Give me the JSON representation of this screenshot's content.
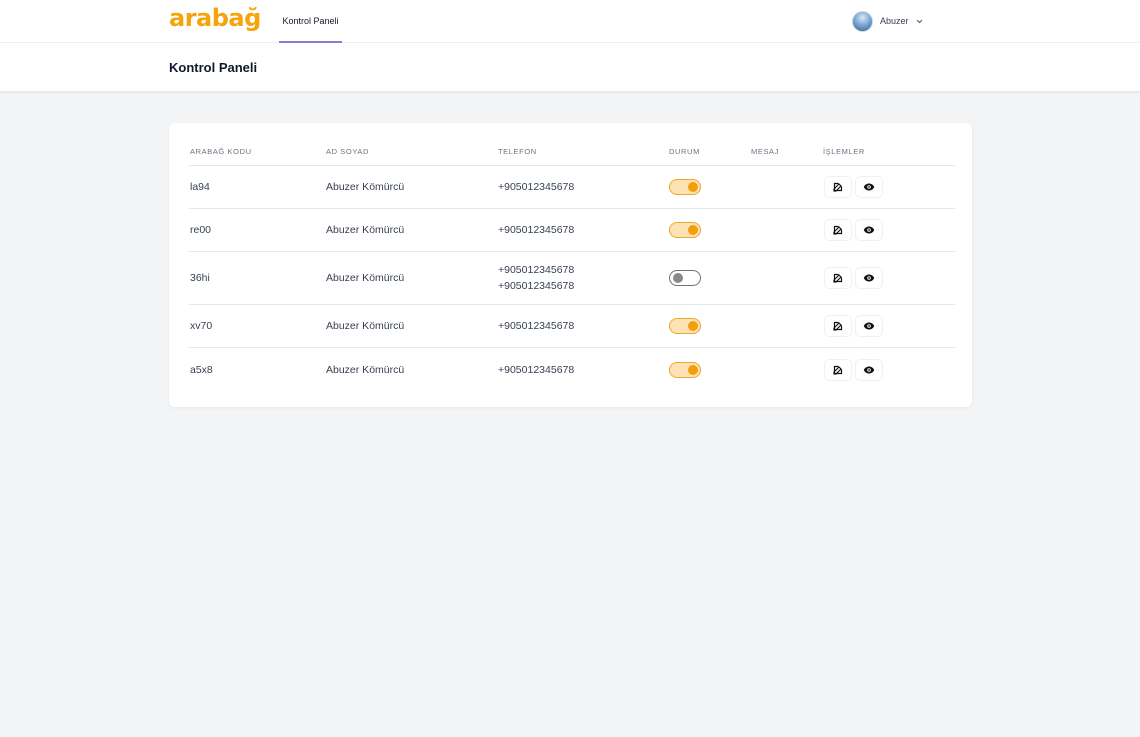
{
  "nav": {
    "logo": "arabağ",
    "tab_label": "Kontrol Paneli",
    "user_name": "Abuzer"
  },
  "page": {
    "title": "Kontrol Paneli"
  },
  "table": {
    "headers": [
      "ARABAĞ KODU",
      "AD SOYAD",
      "TELEFON",
      "DURUM",
      "MESAJ",
      "İŞLEMLER"
    ],
    "rows": [
      {
        "code": "la94",
        "name": "Abuzer Kömürcü",
        "phones": [
          "+905012345678"
        ],
        "status_on": true,
        "message": ""
      },
      {
        "code": "re00",
        "name": "Abuzer Kömürcü",
        "phones": [
          "+905012345678"
        ],
        "status_on": true,
        "message": ""
      },
      {
        "code": "36hi",
        "name": "Abuzer Kömürcü",
        "phones": [
          "+905012345678",
          "+905012345678"
        ],
        "status_on": false,
        "message": ""
      },
      {
        "code": "xv70",
        "name": "Abuzer Kömürcü",
        "phones": [
          "+905012345678"
        ],
        "status_on": true,
        "message": ""
      },
      {
        "code": "a5x8",
        "name": "Abuzer Kömürcü",
        "phones": [
          "+905012345678"
        ],
        "status_on": true,
        "message": ""
      }
    ]
  },
  "colors": {
    "accent": "#f59e0b",
    "nav_indicator": "#8b7fd4",
    "background": "#f3f4f6"
  },
  "icons": {
    "edit": "edit-icon",
    "view": "eye-icon",
    "chevron": "chevron-down-icon"
  }
}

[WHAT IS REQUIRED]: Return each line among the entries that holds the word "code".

[TASK OUTPUT]:
        "code": "la94",
        "code": "re00",
        "code": "36hi",
        "code": "xv70",
        "code": "a5x8",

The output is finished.